Cllr Bukky Okunade, portfolio holder for Children’s Social Care, said: “I am delighted that young parents in Thurrock will have the support of the partnership. It is a highly successful programme and it’s great that our young people will get this vital support as they become new parents.”
And Cllr Barbara Rice, portfolio holder for Adult Social Care and Health added: “This is an excellent service that can only benefit teenage parents and their babies.”
Ms Smith said: “The programme has been running in the United States for over 30 years and will be a great service offered to those young people who are most vulnerable and in need of support during their pregnancy.
“We will work alongside the midwife and the GP to ensure they receive the best possible care in their homes.”
The aim of the programme is to help equip young mothers and fathers with the knowledge, confidence and skills to ensure that their babies get the best start in life, and to help the young parents with life beyond pregnancy.
Pregnant teens will receive weekly to fortnightly home visits by highly trained nurses, starting in the early stages of pregnancy and continuing until the child’s second birthday.

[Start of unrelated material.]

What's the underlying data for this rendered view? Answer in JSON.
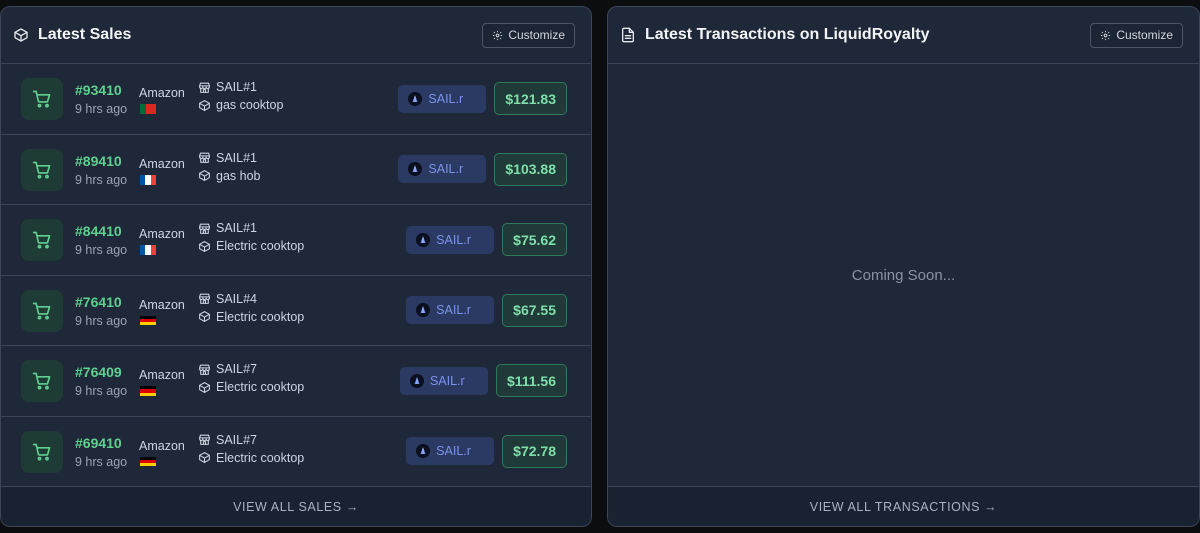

Nurses will support the expectant teenage mothers to develop her maternal skills during the pregnancy, developing the teens’ parenting knowledge and skills to help improve their child’s health and development, and improve the young parents’ economic self-sufficiency, by helping them to achieve their aspirations, such as employment or returning to education.
Not only has the programme plenty of health benefits for both babies and young parents, it will also help tackle social mobility as the young mothers and fathers receive guidance on how they can return to education and get back on the career ladder after becoming a parent.